At around midnight Wednesday, the Ketchikan Public Utilities new undersea fiber-optic cable landed at Mountain Point via barge.

The cable’s installation had begun 100 miles away at Dundas Island, northwest of Prince Rupert, then was laid along the sea floor on its way to Ketchikan. The operation was delayed a few days when it had to hunker in rough weather at Dixon Entrance, but all else ran smoothly, according to KPU Telecommunications Division Manager Ed Cushing.

City of Ketchikan voters in October approved the sale of up to $11.5 million in KPU revenue bonds for the project, and the Ketchikan City Council authorized the bond sale in April.

The contract for the project was awarded to Westpark Electric Ltd, which, according to information at westparkelectric.com, is located in Hope, British Columbia.

In a telephone interview Thursday, Cushing described the span and purpose of the operation.

The cable itself is 3.5 inches in diameter, Cushing explained, and it’s armoured with several layers of protective coating. Its inner core is packed with 48 hollow glass fibers that are thinner than a human hair and encased in protective material.

“The purpose of the fiber is to allow a laser on both ends to send data back and forth through the hollow fiber — through the hollow glass tube — and the laser is sending data at the speed of light,” Cushing said. “Incredible amounts of data.”

On Thursday morning, the contractor’s crew was splicing the end of the cable onto the onshore cable, housed in a concrete vault. They then planned to test the cable (fo) for continuity at the end of the onshore cable, and if everything tested well, their job would be complete and they would be on their way back to Canada by the early afternoon Thursday.

The cable itself was wound inside a huge orange tub atop the barge, then lifted up and out mechanically as it was threaded down into the water.

Before the cable was even loaded on the barge, Cushing said, “the cable was tested to make sure, before they accepted delivery, that all the continuity measurements were correct — that it was a good cable.”

En route to Ketchikan, the cable also was constantly tested, he added, “to make sure there was no change in the continuity readings at any point.”

The onshore testing, once the barge arrived in Ketchikan, Cushing described as “almost anticlimactic,” because the cable had been tested so many times.

He also shared a unique feature of the cable laying project.

“One of the interesting things about this project is the barge was accompanied by a tug that operated a remotely operated submersible vehicle that followed the cable placement the entire 100 miles on the ocean floor to verify that the cable was laying correctly, that it wasn’t crossing any boulders or any underwater valleys,” Cushing said. “For the most part, the ocean floor is silty, so in the video, they could watch the cable bury itself.”

“We have film of that entire 100-mile undersea cable placement” all on high-quality video, he added.

The next stage of the project is to finish installing the “very sophisticated and expensive” electronics in Ketchikan and Prince Rupert, then connect the cable to those, then test and validate the operation of the electronics, Cushing said.

The entire project is expected to be up for full-time service at the end of October.

“It’s a historic project,” Cushing said, adding that it’s the first time any community in Alaska has been connected to Canada’s main lines by a submarine cable.

Cushing explained the advantages of installing the new fiber optic cable.

“In the past, KPU was always limited in terms of how much off-island capacity it could obtain or that it could afford to obtain,” he said. “Basically, our business model going forward was at the point where it wasn’t sustainable because of the cost of off-island broadband connectivity.
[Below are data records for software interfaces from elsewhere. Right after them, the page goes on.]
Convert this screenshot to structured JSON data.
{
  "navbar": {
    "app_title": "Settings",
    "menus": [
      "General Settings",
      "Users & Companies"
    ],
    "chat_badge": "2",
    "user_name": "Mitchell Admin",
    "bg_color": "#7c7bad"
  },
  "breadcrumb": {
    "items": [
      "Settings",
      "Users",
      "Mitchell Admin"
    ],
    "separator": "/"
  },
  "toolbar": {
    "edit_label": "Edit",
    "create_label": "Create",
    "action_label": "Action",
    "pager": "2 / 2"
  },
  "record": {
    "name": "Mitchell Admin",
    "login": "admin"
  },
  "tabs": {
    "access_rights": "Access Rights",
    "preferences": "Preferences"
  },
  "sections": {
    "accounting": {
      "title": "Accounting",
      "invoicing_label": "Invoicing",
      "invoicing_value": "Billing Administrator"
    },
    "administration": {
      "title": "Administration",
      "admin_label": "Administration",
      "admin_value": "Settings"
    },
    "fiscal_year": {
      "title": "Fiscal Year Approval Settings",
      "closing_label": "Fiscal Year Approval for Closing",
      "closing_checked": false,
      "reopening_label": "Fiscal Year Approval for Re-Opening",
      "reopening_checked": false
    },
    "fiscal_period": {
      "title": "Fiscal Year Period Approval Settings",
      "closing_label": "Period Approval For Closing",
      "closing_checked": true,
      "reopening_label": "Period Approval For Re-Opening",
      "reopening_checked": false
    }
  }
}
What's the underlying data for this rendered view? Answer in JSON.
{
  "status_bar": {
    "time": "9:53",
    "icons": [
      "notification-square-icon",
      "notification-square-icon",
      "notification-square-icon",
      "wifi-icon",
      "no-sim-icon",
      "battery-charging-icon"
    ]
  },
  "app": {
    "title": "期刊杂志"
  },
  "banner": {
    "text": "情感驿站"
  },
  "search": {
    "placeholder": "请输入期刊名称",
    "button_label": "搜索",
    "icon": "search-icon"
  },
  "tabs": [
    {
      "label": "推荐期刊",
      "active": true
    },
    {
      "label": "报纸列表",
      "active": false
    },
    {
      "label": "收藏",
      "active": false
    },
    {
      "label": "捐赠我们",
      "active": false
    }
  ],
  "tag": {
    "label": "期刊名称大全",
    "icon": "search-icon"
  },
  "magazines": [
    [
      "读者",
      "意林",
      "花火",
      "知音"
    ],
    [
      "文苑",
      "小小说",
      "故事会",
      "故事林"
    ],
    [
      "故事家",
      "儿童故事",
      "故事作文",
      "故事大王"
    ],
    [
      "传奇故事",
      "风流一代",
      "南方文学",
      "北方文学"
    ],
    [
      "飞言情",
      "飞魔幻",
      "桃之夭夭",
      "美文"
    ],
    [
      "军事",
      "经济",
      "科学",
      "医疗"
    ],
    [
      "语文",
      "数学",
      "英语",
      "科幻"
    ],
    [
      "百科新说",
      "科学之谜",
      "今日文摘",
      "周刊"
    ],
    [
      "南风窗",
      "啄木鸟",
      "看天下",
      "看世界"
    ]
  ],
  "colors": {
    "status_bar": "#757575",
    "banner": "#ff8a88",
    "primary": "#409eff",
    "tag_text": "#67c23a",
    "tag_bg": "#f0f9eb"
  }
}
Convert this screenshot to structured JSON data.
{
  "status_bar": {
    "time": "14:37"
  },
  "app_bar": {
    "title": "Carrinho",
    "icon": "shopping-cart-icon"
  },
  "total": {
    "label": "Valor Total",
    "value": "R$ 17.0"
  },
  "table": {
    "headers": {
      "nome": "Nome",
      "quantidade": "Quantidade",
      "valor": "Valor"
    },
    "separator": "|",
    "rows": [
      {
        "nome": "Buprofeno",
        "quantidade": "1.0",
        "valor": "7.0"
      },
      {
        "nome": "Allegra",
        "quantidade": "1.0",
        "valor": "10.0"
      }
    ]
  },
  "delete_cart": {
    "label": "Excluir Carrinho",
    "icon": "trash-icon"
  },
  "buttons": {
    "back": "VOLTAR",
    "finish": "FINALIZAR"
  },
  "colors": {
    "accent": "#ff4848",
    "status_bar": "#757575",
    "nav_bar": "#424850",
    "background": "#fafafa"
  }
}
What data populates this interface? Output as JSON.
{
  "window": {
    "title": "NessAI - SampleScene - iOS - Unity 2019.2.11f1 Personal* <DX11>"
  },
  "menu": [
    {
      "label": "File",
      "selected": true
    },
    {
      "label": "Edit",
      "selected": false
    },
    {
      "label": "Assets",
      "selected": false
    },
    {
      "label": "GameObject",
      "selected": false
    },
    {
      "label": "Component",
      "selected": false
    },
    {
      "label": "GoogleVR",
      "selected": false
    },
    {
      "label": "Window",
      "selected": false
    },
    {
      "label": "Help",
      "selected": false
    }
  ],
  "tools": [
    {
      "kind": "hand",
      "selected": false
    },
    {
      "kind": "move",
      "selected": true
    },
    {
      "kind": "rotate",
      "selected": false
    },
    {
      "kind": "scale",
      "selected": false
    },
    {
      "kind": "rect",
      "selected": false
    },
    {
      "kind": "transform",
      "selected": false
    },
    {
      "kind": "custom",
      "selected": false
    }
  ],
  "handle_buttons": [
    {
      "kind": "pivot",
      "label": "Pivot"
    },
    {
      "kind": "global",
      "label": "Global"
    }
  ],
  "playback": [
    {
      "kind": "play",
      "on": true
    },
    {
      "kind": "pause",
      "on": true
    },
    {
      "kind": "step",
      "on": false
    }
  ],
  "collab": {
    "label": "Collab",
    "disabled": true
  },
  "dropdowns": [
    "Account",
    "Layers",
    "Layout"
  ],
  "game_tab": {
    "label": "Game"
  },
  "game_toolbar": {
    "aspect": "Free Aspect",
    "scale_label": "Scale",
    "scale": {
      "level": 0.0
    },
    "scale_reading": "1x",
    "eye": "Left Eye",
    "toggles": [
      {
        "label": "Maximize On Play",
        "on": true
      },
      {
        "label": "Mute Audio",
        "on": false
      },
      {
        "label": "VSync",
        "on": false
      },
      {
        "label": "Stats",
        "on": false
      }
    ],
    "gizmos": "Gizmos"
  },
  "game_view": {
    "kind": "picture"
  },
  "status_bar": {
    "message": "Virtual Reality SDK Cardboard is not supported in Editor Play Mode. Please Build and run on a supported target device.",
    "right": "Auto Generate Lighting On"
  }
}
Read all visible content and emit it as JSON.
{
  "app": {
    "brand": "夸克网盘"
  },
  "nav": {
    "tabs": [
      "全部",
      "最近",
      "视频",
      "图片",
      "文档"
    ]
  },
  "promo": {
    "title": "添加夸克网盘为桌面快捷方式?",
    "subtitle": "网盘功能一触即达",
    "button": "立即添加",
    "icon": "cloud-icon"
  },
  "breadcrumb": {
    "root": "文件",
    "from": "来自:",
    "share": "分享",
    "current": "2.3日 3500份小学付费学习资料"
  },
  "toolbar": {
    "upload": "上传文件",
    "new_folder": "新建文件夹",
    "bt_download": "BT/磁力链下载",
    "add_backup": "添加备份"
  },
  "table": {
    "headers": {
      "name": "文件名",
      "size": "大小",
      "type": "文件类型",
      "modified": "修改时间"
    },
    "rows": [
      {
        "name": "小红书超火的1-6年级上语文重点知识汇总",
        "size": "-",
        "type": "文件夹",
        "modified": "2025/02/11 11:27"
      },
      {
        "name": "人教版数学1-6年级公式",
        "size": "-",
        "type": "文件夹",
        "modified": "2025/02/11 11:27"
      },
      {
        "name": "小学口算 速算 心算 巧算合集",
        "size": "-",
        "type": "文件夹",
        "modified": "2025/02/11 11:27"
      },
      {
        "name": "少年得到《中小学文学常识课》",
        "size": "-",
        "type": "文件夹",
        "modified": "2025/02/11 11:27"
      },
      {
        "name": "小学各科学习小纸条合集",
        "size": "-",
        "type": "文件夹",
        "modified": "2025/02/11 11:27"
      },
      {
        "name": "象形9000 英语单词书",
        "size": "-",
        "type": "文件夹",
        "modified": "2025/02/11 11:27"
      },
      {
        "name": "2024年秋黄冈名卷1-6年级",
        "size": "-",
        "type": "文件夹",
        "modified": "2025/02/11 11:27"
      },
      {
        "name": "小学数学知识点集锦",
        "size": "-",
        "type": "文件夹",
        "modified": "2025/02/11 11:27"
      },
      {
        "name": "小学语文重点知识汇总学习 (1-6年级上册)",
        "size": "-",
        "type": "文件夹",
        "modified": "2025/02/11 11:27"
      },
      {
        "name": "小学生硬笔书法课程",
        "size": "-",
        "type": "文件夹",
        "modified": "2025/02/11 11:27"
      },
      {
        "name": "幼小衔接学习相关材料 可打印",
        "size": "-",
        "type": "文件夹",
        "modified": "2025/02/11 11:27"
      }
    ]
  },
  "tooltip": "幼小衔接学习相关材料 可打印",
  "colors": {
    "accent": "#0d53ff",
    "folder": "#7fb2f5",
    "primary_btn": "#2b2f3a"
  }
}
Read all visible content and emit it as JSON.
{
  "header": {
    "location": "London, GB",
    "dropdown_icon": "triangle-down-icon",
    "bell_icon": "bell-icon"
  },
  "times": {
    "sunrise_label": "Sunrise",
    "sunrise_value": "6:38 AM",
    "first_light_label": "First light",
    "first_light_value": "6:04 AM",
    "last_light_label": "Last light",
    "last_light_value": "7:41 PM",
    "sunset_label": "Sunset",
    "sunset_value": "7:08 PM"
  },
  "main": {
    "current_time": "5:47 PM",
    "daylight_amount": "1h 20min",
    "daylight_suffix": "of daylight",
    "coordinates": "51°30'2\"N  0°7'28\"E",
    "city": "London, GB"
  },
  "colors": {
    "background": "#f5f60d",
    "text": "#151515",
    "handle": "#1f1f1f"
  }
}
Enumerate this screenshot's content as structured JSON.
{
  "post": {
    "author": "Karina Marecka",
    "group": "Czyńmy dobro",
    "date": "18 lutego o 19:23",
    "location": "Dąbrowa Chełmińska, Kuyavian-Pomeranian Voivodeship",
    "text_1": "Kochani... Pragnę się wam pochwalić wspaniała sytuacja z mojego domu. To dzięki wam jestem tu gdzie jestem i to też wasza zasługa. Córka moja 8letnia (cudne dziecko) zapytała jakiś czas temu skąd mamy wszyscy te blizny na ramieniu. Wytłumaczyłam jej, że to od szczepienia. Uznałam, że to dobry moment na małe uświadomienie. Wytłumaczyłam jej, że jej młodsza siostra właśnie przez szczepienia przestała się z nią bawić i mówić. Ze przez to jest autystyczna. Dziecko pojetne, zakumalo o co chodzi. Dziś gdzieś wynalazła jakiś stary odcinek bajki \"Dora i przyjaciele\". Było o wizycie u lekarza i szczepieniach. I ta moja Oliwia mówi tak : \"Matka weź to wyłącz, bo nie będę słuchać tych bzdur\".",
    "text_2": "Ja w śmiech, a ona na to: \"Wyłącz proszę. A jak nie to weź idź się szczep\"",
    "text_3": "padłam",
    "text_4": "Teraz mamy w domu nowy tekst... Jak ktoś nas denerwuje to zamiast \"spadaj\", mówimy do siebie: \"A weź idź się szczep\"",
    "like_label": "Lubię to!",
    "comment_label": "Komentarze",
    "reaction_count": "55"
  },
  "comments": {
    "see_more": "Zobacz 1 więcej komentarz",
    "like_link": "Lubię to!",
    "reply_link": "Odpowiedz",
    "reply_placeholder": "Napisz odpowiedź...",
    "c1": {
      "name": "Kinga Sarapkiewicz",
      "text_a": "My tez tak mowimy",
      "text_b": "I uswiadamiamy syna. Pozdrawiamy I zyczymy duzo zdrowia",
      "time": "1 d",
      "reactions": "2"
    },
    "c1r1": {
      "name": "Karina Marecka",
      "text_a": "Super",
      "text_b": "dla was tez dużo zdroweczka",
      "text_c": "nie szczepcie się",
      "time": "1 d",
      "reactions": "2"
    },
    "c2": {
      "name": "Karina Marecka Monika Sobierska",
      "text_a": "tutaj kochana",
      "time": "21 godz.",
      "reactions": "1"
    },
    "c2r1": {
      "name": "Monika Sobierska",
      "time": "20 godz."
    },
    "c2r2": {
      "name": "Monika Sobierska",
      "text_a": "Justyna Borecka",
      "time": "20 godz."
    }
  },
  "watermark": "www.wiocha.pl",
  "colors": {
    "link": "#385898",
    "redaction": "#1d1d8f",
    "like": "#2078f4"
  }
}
It’d become too expensive at the same time demand for broadband internet service was exploding. Everybody wants and needs more and more data.”

He added, “perhaps the coolest aspect of this project is this new cable. The capacity of the cable is essentially unlimited because it’s only limited by the amount of electronics that we hang on both ends, or install on both ends.”

“It’s very cool that here in Ketchikan we have a telecommunications company that is owned by the people of Ketchikan — it’s owned by the community,” Cushing said.

He summarized, “As a community and as a company, we’re now in a position to control our future because no matter what the broadband future brings, no matter how much data the community needs and the customers need, we’re positioned to provide it. We’re no longer limited by the price or availability of some other company’s network.”